At various times during wars and revolutions, churches were sacked, priests were assassinated, and the state confiscated church property. During the War of the Reform, this particular church was looted and all of the fabulous stone statues and sculpted facades were turned into rubble. In particular, the stone carvings that made up the front face of the church were busted into crumbled debris.
What was left of building remained more or less intact, and for over a century the former church was employed for a variety of secular uses. What had been intricate carvings became building blocks used to create walls breaking up the vast chapel into rooms and hallways. For a while, the former church was used as a dormitory for Protestant missionaries, as a warehouse, and even as a bowling alley. Locals delight in telling gullible tourists that the building was used as a brothel, but the tale is almost certainly apocryphal since the building is far too prominently located within the city to have ever been a whorehouse.
Eventually, the city decided to restore the former church and with cooperation from the local diocese, work commenced to restore the old building. The interior walls were dismantled carefully, recovering as much as possible of the pieces of the former artwork. Luckily, most of the stonework had originally been in the form of large stone cubes, sort of like a large stone three-dimensional jig-saw puzzle.
As these stone blocks were recovered, they were carefully placed on racks, awaiting a somewhat problematic restoration.
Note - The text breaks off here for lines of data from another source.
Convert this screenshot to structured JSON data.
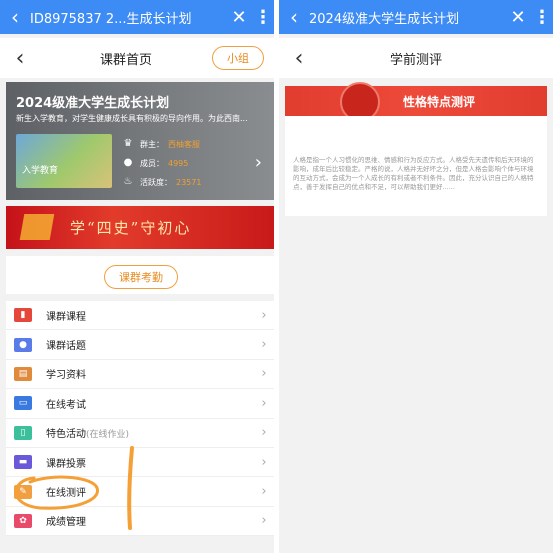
{
  "left": {
    "topbar": {
      "back_icon": "back-chevron",
      "title": "ID8975837 2...生成长计划",
      "close_icon": "close",
      "more_icon": "more-vertical"
    },
    "nav": {
      "back_icon": "back-chevron",
      "title": "课群首页",
      "group_button": "小组"
    },
    "group_banner": {
      "title": "2024级准大学生成长计划",
      "description": "新生入学教育，对学生健康成长具有积极的导向作用。为此西南...",
      "thumbnail_label": "入学教育",
      "stats": [
        {
          "icon": "crown-icon",
          "label": "群主：",
          "value": "西柚客服"
        },
        {
          "icon": "members-icon",
          "label": "成员：",
          "value": "4995"
        },
        {
          "icon": "flame-icon",
          "label": "活跃度：",
          "value": "23571"
        }
      ]
    },
    "promo_banner": {
      "text": "学“四史”守初心"
    },
    "check_in_button": "课群考勤",
    "menu": [
      {
        "name": "menu-course",
        "icon": "book-icon",
        "color": "#e5473a",
        "label": "课群课程",
        "sub": ""
      },
      {
        "name": "menu-topics",
        "icon": "chat-bubbles-icon",
        "color": "#5b7ce8",
        "label": "课群话题",
        "sub": ""
      },
      {
        "name": "menu-materials",
        "icon": "materials-icon",
        "color": "#e08a3c",
        "label": "学习资料",
        "sub": ""
      },
      {
        "name": "menu-exam",
        "icon": "laptop-icon",
        "color": "#3a79e0",
        "label": "在线考试",
        "sub": ""
      },
      {
        "name": "menu-activity",
        "icon": "clipboard-icon",
        "color": "#3cbf9b",
        "label": "特色活动",
        "sub": "(在线作业)"
      },
      {
        "name": "menu-vote",
        "icon": "vote-icon",
        "color": "#6a59d8",
        "label": "课群投票",
        "sub": ""
      },
      {
        "name": "menu-assessment",
        "icon": "pen-icon",
        "color": "#f0a040",
        "label": "在线测评",
        "sub": ""
      },
      {
        "name": "menu-grades",
        "icon": "ribbon-icon",
        "color": "#e84a6a",
        "label": "成绩管理",
        "sub": ""
      }
    ],
    "chevron_glyph": "›"
  },
  "right": {
    "topbar": {
      "back_icon": "back-chevron",
      "title": "2024级准大学生成长计划",
      "close_icon": "close",
      "more_icon": "more-vertical"
    },
    "nav": {
      "back_icon": "back-chevron",
      "title": "学前测评"
    },
    "test_card": {
      "title": "性格特点测评",
      "description": "人格是指一个人习惯化的思维、情感和行为反应方式。人格受先天遗传和后天环境的影响，成年后比较稳定。严格的说，人格并无好坏之分，但是人格会影响个体与环境的互动方式，会成为一个人成长的有利或者不利条件。因此，充分认识自己的人格特点，善于发挥自己的优点和不足，可以帮助我们更好......"
    }
  },
  "colors": {
    "topbar_blue": "#3d8bf5",
    "accent_orange": "#e88b20",
    "test_red": "#e13d2f",
    "annotation_orange": "#f5a037"
  }
}
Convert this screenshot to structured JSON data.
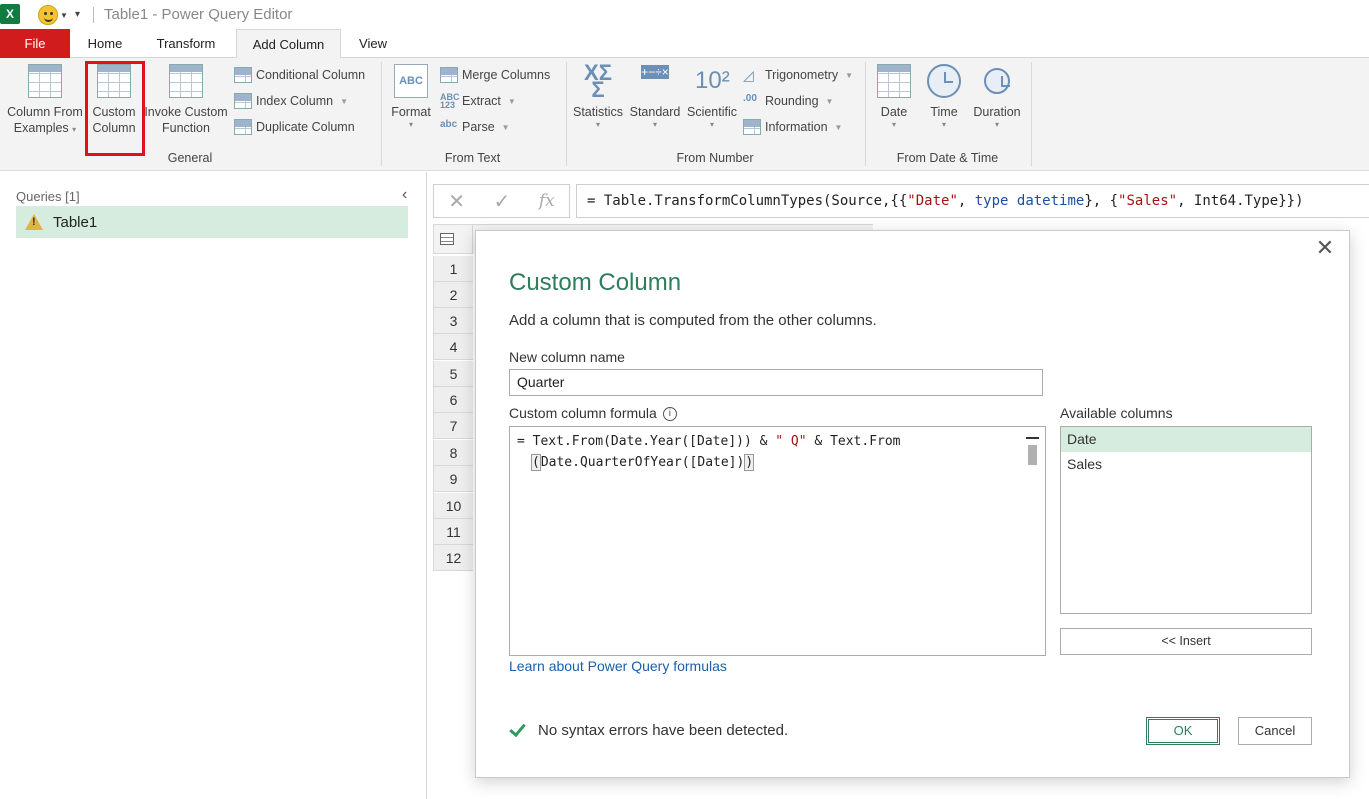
{
  "app": {
    "logo": "X",
    "title": "Table1 - Power Query Editor"
  },
  "tabs": [
    "File",
    "Home",
    "Transform",
    "Add Column",
    "View"
  ],
  "ribbon": {
    "general": {
      "label": "General",
      "column_from_examples": [
        "Column From",
        "Examples"
      ],
      "custom_column": [
        "Custom",
        "Column"
      ],
      "invoke_custom_function": [
        "Invoke Custom",
        "Function"
      ],
      "conditional_column": "Conditional Column",
      "index_column": "Index Column",
      "duplicate_column": "Duplicate Column"
    },
    "from_text": {
      "label": "From Text",
      "format": "Format",
      "merge_columns": "Merge Columns",
      "extract": "Extract",
      "parse": "Parse"
    },
    "from_number": {
      "label": "From Number",
      "statistics": "Statistics",
      "standard": "Standard",
      "scientific": "Scientific",
      "trigonometry": "Trigonometry",
      "rounding": "Rounding",
      "information": "Information"
    },
    "from_date_time": {
      "label": "From Date & Time",
      "date": "Date",
      "time": "Time",
      "duration": "Duration"
    }
  },
  "queries": {
    "title": "Queries [1]",
    "items": [
      "Table1"
    ]
  },
  "formula_bar": {
    "prefix": "= Table.TransformColumnTypes(Source,{{",
    "s1": "\"Date\"",
    "m1": ", ",
    "k1": "type",
    "m2": " ",
    "k2": "datetime",
    "m3": "}, {",
    "s2": "\"Sales\"",
    "suffix": ", Int64.Type}})"
  },
  "grid": {
    "row_numbers": [
      "1",
      "2",
      "3",
      "4",
      "5",
      "6",
      "7",
      "8",
      "9",
      "10",
      "11",
      "12"
    ]
  },
  "dialog": {
    "title": "Custom Column",
    "subtitle": "Add a column that is computed from the other columns.",
    "new_column_name_label": "New column name",
    "new_column_name_value": "Quarter",
    "formula_label": "Custom column formula",
    "formula_line1_a": "= Text.From(Date.Year([Date])) & ",
    "formula_line1_str": "\" Q\"",
    "formula_line1_b": " & Text.From",
    "formula_line2_open": "(",
    "formula_line2_mid": "Date.QuarterOfYear([Date])",
    "formula_line2_close": ")",
    "available_label": "Available columns",
    "available_columns": [
      "Date",
      "Sales"
    ],
    "insert_label": "<< Insert",
    "learn_link": "Learn about Power Query formulas",
    "status": "No syntax errors have been detected.",
    "ok_label": "OK",
    "cancel_label": "Cancel"
  },
  "colors": {
    "file_tab": "#d01c1c",
    "accent_green": "#2e7d5b",
    "selection": "#d6ecdf",
    "link": "#1a5fa8",
    "highlight_box": "#e0101e"
  }
}
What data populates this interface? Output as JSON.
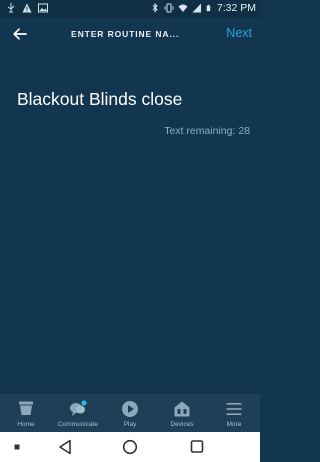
{
  "status_bar": {
    "time": "7:32 PM",
    "left_icons": [
      "usb-icon",
      "warning-icon",
      "image-icon"
    ],
    "right_icons": [
      "bluetooth-icon",
      "vibrate-icon",
      "wifi-icon",
      "signal-icon",
      "battery-icon"
    ]
  },
  "header": {
    "title": "ENTER ROUTINE NA...",
    "next_label": "Next",
    "back_icon": "arrow-left-icon"
  },
  "content": {
    "routine_name": "Blackout Blinds close",
    "text_remaining": "Text remaining: 28"
  },
  "bottom_nav": {
    "items": [
      {
        "label": "Home",
        "icon": "home-icon"
      },
      {
        "label": "Communicate",
        "icon": "chat-bubbles-icon",
        "has_badge": true
      },
      {
        "label": "Play",
        "icon": "play-icon"
      },
      {
        "label": "Devices",
        "icon": "devices-house-icon"
      },
      {
        "label": "More",
        "icon": "menu-lines-icon"
      }
    ]
  },
  "system_nav": {
    "buttons": [
      "recent-dot-icon",
      "back-triangle-icon",
      "home-circle-icon",
      "overview-square-icon"
    ]
  },
  "colors": {
    "background": "#12364f",
    "accent": "#27a7df",
    "nav_background": "#1d3f57"
  }
}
There were huge problems with the restoration, however. Both interior and exterior walls had been destroyed and it was impossible to tell whether any individual carved block of rock was originally part of the altar, of the nave, or of the church’s ornamental facade. Much worse was the fact that no one alive had ever seen the original and there were no drawings or photographs.
Think of several three-dimensional jigsaw puzzles mixed together, the edges all worn enough that any piece will fit in several locations, and the boxes the puzzles came in are missing the photographs and instructions. There are almost an infinite number of possible reconstructions.
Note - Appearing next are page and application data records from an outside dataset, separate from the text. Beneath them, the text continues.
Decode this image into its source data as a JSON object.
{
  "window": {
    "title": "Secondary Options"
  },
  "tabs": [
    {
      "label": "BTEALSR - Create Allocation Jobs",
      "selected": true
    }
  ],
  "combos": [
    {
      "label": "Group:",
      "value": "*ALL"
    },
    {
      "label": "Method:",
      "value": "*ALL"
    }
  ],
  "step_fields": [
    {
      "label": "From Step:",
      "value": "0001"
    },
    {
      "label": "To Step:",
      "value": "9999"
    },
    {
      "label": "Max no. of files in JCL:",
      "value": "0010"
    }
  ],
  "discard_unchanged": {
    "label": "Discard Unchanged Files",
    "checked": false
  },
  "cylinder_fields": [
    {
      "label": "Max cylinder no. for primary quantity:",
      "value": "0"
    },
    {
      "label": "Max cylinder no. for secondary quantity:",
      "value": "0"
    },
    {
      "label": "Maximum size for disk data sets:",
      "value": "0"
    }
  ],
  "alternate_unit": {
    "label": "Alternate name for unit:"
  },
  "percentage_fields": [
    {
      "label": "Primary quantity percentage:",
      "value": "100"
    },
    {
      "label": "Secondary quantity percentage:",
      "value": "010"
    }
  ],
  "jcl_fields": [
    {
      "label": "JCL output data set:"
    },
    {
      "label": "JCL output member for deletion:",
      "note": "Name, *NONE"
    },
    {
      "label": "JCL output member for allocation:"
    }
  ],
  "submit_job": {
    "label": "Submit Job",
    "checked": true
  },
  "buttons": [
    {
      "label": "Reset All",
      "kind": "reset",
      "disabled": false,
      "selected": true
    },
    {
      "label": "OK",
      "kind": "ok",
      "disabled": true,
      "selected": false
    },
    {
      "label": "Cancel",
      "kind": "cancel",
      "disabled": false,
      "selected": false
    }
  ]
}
When I visited, the conservation team was carefully numbering the blocks and photographing the carved faces of the stones. Then, using a computer, the digitized images were carefully fitted together until they had recreated an image of the long-lost graceful carved facade of the old church.
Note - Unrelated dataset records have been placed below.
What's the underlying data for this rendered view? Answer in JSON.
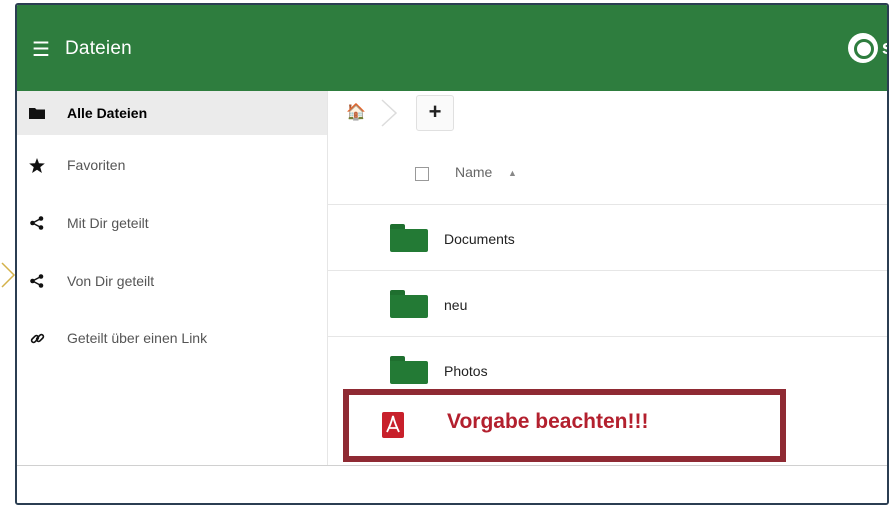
{
  "header": {
    "menu_icon": "menu-icon",
    "title": "Dateien",
    "logo_text": "s",
    "color": "#2e7d3e"
  },
  "sidebar": {
    "items": [
      {
        "label": "Alle Dateien",
        "icon": "folder-icon",
        "active": true
      },
      {
        "label": "Favoriten",
        "icon": "star-icon",
        "active": false
      },
      {
        "label": "Mit Dir geteilt",
        "icon": "share-icon",
        "active": false
      },
      {
        "label": "Von Dir geteilt",
        "icon": "share-icon",
        "active": false
      },
      {
        "label": "Geteilt über einen Link",
        "icon": "link-icon",
        "active": false
      }
    ]
  },
  "toolbar": {
    "home_icon": "home-icon",
    "add_label": "+"
  },
  "list": {
    "column_name": "Name",
    "sort_indicator": "▲",
    "rows": [
      {
        "name": "Documents",
        "type": "folder"
      },
      {
        "name": "neu",
        "type": "folder"
      },
      {
        "name": "Photos",
        "type": "folder"
      }
    ]
  },
  "highlight": {
    "text": "Vorgabe beachten!!!",
    "icon": "pdf-icon",
    "border_color": "#8f2a33",
    "text_color": "#b3202e"
  }
}
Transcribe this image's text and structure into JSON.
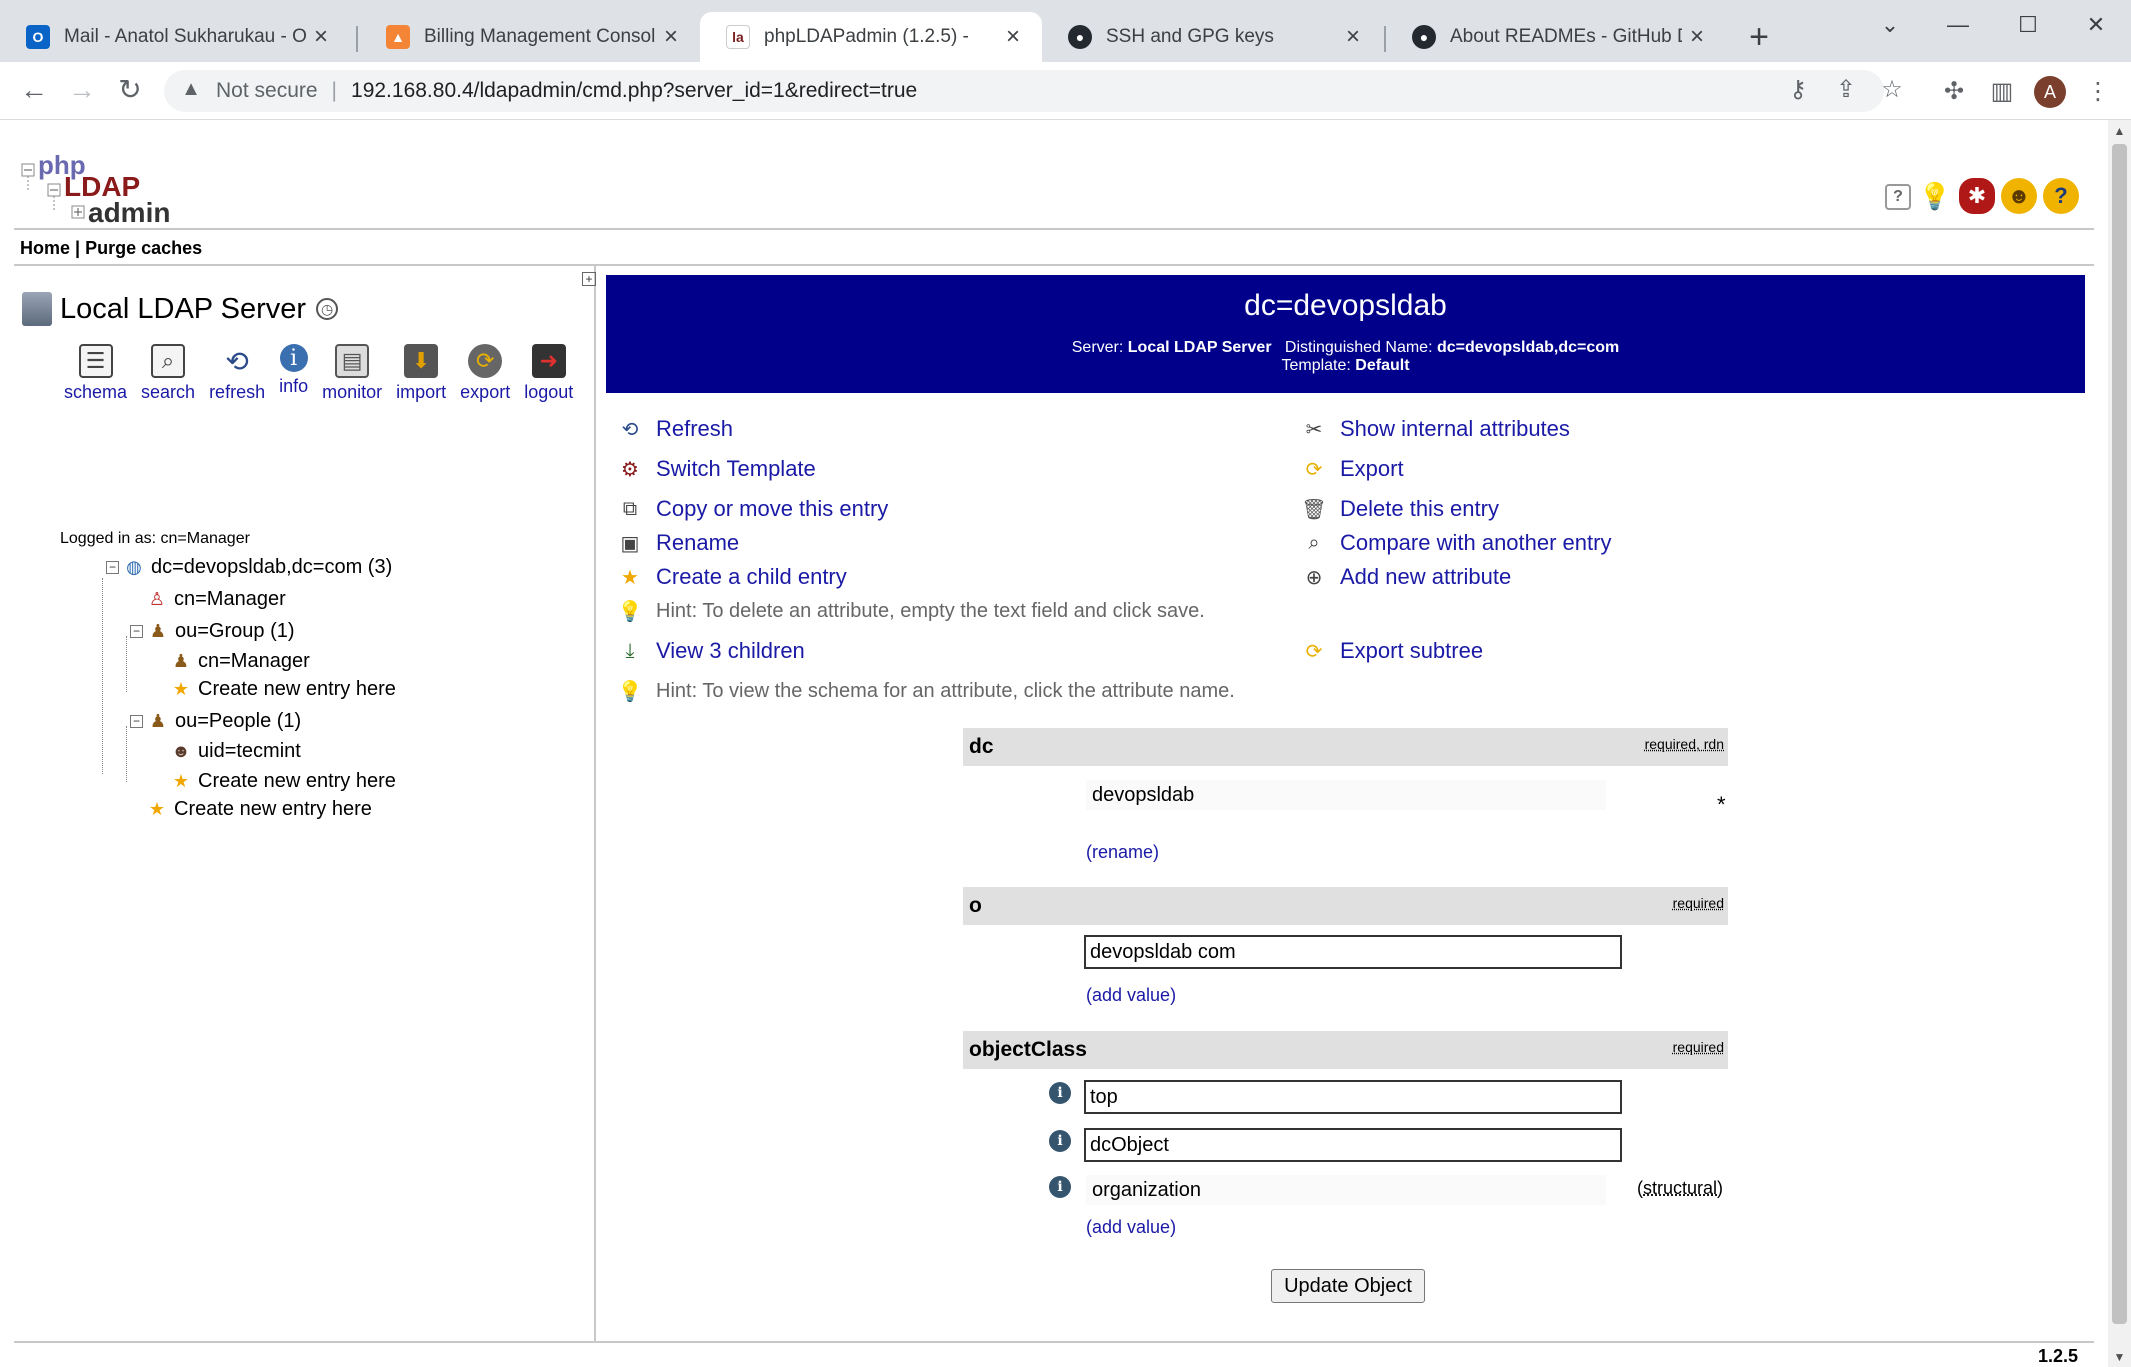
{
  "browser": {
    "tabs": [
      {
        "label": "Mail - Anatol Sukharukau - Out",
        "icon": "outlook-icon",
        "color": "#0a64c8"
      },
      {
        "label": "Billing Management Console",
        "icon": "aws-icon",
        "color": "#f58536"
      },
      {
        "label": "phpLDAPadmin (1.2.5) -",
        "icon": "phpldapadmin-icon",
        "color": "#7a1f1f"
      },
      {
        "label": "SSH and GPG keys",
        "icon": "github-icon",
        "color": "#24292f"
      },
      {
        "label": "About READMEs - GitHub Docs",
        "icon": "github-icon",
        "color": "#24292f"
      }
    ],
    "not_secure": "Not secure",
    "url": "192.168.80.4/ldapadmin/cmd.php?server_id=1&redirect=true",
    "profile_initial": "A"
  },
  "header": {
    "logo_text": "phpLDAPadmin",
    "menu": {
      "home": "Home",
      "separator": "|",
      "purge": "Purge caches"
    }
  },
  "server": {
    "name": "Local LDAP Server",
    "tools": [
      {
        "label": "schema",
        "icon": "schema-icon"
      },
      {
        "label": "search",
        "icon": "search-icon"
      },
      {
        "label": "refresh",
        "icon": "refresh-icon"
      },
      {
        "label": "info",
        "icon": "info-icon"
      },
      {
        "label": "monitor",
        "icon": "monitor-icon"
      },
      {
        "label": "import",
        "icon": "import-icon"
      },
      {
        "label": "export",
        "icon": "export-icon"
      },
      {
        "label": "logout",
        "icon": "logout-icon"
      }
    ],
    "logged_in": "Logged in as: cn=Manager"
  },
  "tree": {
    "root": "dc=devopsldab,dc=com (3)",
    "cn_manager": "cn=Manager",
    "ou_group": "ou=Group (1)",
    "group_cn_manager": "cn=Manager",
    "group_create": "Create new entry here",
    "ou_people": "ou=People (1)",
    "uid_tecmint": "uid=tecmint",
    "people_create": "Create new entry here",
    "root_create": "Create new entry here"
  },
  "entry": {
    "dn_title": "dc=devopsldab",
    "server_label": "Server:",
    "server_value": "Local LDAP Server",
    "dn_label": "Distinguished Name:",
    "dn_value": "dc=devopsldab,dc=com",
    "template_label": "Template:",
    "template_value": "Default"
  },
  "actions": {
    "refresh": "Refresh",
    "switch_template": "Switch Template",
    "copy_move": "Copy or move this entry",
    "rename": "Rename",
    "create_child": "Create a child entry",
    "hint_delete": "Hint: To delete an attribute, empty the text field and click save.",
    "view_children": "View 3 children",
    "hint_schema": "Hint: To view the schema for an attribute, click the attribute name.",
    "show_internal": "Show internal attributes",
    "export": "Export",
    "delete": "Delete this entry",
    "compare": "Compare with another entry",
    "add_attribute": "Add new attribute",
    "export_subtree": "Export subtree"
  },
  "attributes": {
    "dc": {
      "name": "dc",
      "flags_required": "required",
      "flags_sep": ",",
      "flags_rdn": "rdn",
      "value": "devopsldab",
      "star": "*",
      "rename_link": "rename"
    },
    "o": {
      "name": "o",
      "flag": "required",
      "value": "devopsldab com",
      "add_value": "add value"
    },
    "objectClass": {
      "name": "objectClass",
      "flag": "required",
      "values": [
        "top",
        "dcObject",
        "organization"
      ],
      "structural": "structural",
      "add_value": "add value"
    }
  },
  "update_button": "Update Object",
  "version": "1.2.5"
}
Working carefully and slowly, the team rebuilt the facade, using as little concrete filler as possible between the stones. The result was remarkable. Though still covered with a protective net of wires to hold the work together while the concrete cured, here was the beautiful face of an early church from the colonial period of Mexico, lost for over a century and a half, restored.
Sculpted stone columns flanked each side of a delicately carved portico. Niches in the walls protected the statues of the church’s patron saints. Together once again, the stones that had been carefully fit into place revealed a church with a clearly defined Baroque style.
Within a year of the restoration, a painting of the old church was located in Paris. The French artist had visited the town during the heyday of the silver boom and, impressed by the beauty of the church, had rendered the facade of the church in an oil painting that he had taken back to France.
The computer algorithms had matched the stones with mathematical accuracy, the restorers had carefully fitted the pieces together, and according to the painting—not a single piece was in the correct position.